On his website, Davenport describes the across-the-country reports he’s been receiving: “Witnesses have described seeing strange red, orange, or yellow ‘fireballs,’ which have been seen either to hover in the night sky, or to streak overhead, sometimes individually, and on some occasions in clusters. In some instances, the objects were observed against a clear, cloudless sky, and in other cases, they were observed below solid or broken overcast.”

That matches closely with Ellis’ description, who watched the phenomenon with her brother, Mark Quam, one of his friends, and her two children, Ashley Ellis, 18, and Mikey Sumerhill, 11.

“My daughter was sitting there screaming, ‘What is that? What is that?’ ” she said. “It was so weird.”
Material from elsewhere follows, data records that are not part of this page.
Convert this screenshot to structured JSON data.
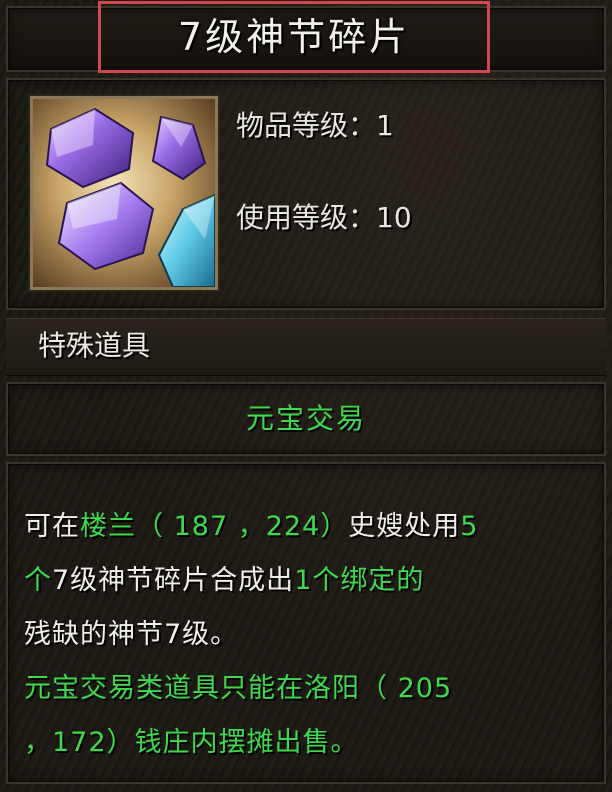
{
  "tooltip": {
    "title": "7级神节碎片",
    "stats": {
      "item_level_label": "物品等级：",
      "item_level_value": "1",
      "use_level_label": "使用等级：",
      "use_level_value": "10"
    },
    "category": "特殊道具",
    "trade_type": "元宝交易",
    "description": {
      "line1": {
        "a": "可在",
        "b": "楼兰",
        "c": "（ 187 ，224）",
        "d": "史嫂处用",
        "e": "5"
      },
      "line2": {
        "a": "个",
        "b": "7级神节碎片",
        "c": "合成出",
        "d": "1个绑定的"
      },
      "line3": {
        "a": "残缺的神节7级。"
      },
      "line4": {
        "a": "元宝交易类道具只能在洛阳（ 205"
      },
      "line5": {
        "a": "，172）钱庄内摆摊出售。"
      }
    },
    "colors": {
      "highlight_green": "#3fd94e",
      "text_white": "#f0eee8",
      "annotation_red": "#d0474f"
    },
    "icon": "purple-crystal-shards-icon"
  }
}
According to a copy of the anonymous Vancouver report received by Davenport, “As far as brightness goes, I would say maybe 10 times as bright as a normal star, and maybe half as bright as the lights I see on the commercial aircrafts flying in and out of PDX.”
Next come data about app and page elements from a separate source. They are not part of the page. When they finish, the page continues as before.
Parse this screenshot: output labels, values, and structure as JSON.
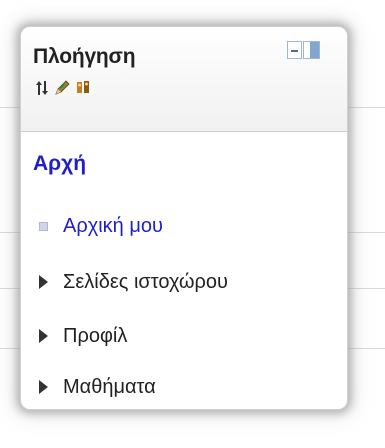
{
  "navigation_block": {
    "title": "Πλοήγηση",
    "controls": {
      "minimize_icon": "minus-box-icon",
      "dock_icon": "dock-panel-icon"
    },
    "edit_icons": [
      "move-icon",
      "edit-icon",
      "assign-roles-icon"
    ],
    "home": "Αρχή",
    "items": [
      {
        "label": "Αρχική μου",
        "bullet": "square",
        "link": true
      },
      {
        "label": "Σελίδες ιστοχώρου",
        "bullet": "arrow",
        "link": false
      },
      {
        "label": "Προφίλ",
        "bullet": "arrow",
        "link": false
      },
      {
        "label": "Μαθήματα",
        "bullet": "arrow",
        "link": false
      }
    ]
  },
  "colors": {
    "link": "#1f1fc9",
    "text": "#222222",
    "border": "#d0d0d0"
  }
}
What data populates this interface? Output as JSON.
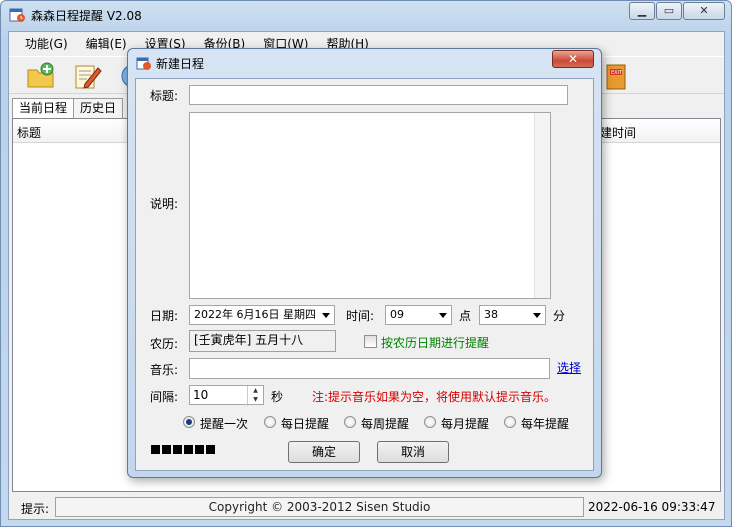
{
  "app": {
    "title": "森森日程提醒 V2.08",
    "window_buttons": [
      "▁",
      "▭",
      "✕"
    ]
  },
  "menu": [
    "功能(G)",
    "编辑(E)",
    "设置(S)",
    "备份(B)",
    "窗口(W)",
    "帮助(H)"
  ],
  "tabs": [
    "当前日程",
    "历史日"
  ],
  "list": {
    "col_title": "标题",
    "col_created": "建时间"
  },
  "status": {
    "label": "提示:",
    "message": "Copyright © 2003-2012 Sisen Studio",
    "datetime": "2022-06-16 09:33:47"
  },
  "dialog": {
    "title": "新建日程",
    "close": "✕",
    "title_label": "标题:",
    "title_value": "",
    "desc_label": "说明:",
    "desc_value": "",
    "date_label": "日期:",
    "date_value": "2022年 6月16日 星期四",
    "time_label": "时间:",
    "hour_value": "09",
    "hour_unit": "点",
    "minute_value": "38",
    "minute_unit": "分",
    "lunar_label": "农历:",
    "lunar_value": "[壬寅虎年] 五月十八",
    "lunar_check_label": "按农历日期进行提醒",
    "lunar_checked": false,
    "music_label": "音乐:",
    "music_value": "",
    "music_browse": "选择",
    "interval_label": "间隔:",
    "interval_value": "10",
    "interval_unit": "秒",
    "note": "注:提示音乐如果为空，将使用默认提示音乐。",
    "repeat_options": [
      "提醒一次",
      "每日提醒",
      "每周提醒",
      "每月提醒",
      "每年提醒"
    ],
    "repeat_selected": "提醒一次",
    "ok": "确定",
    "cancel": "取消"
  },
  "colors": {
    "note_red": "#d40000",
    "lunar_green": "#008000",
    "link_blue": "#0000cc"
  }
}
Jim Todd, Oregon Museum of Science and Industry’s planetarium manager, said through a spokesman there was “nothing unnatural in the sky” Thursday that provides a scientific explanation.

“At least we know it wasn’t the planets aligning in a weird way, which happens from time to time,” said Lee Dawson, an OMSI spokesman.

A Columbian reader suggested the sightings may have been a TR-3B, a triangular-shaped spy plane created for the National Security Agency and the Central Intelligence Agency at Nevada’s famed Area 51. The alleged top-secret craft is the subject of much Internet chatter, but its existence is not confirmed.

Of the three reports Thursday night, Davenport said the one in Seattle came a few minutes before the back-to-back local accounts.

Local police said they were not aware of any strange activity.

“Dispatch has no record of calls coming in and we didn’t respond,” said Kim Kapp, a spokeswoman with the Vancouver Police Department. “It’s probably, what, about two minutes to travel from Seattle to Vancouver in a UFO?”

Support local journalism

Your tax-deductible donation to The Columbian’s Community Funded Journalism program will contribute to better local reporting on key issues, including homelessness, housing, transportation and the environment. Reporters will focus on narrative, investigative and data-driven storytelling.

Local journalism needs your help. It’s an essential part of a healthy community and a healthy democracy.

Community Funded Journalism logo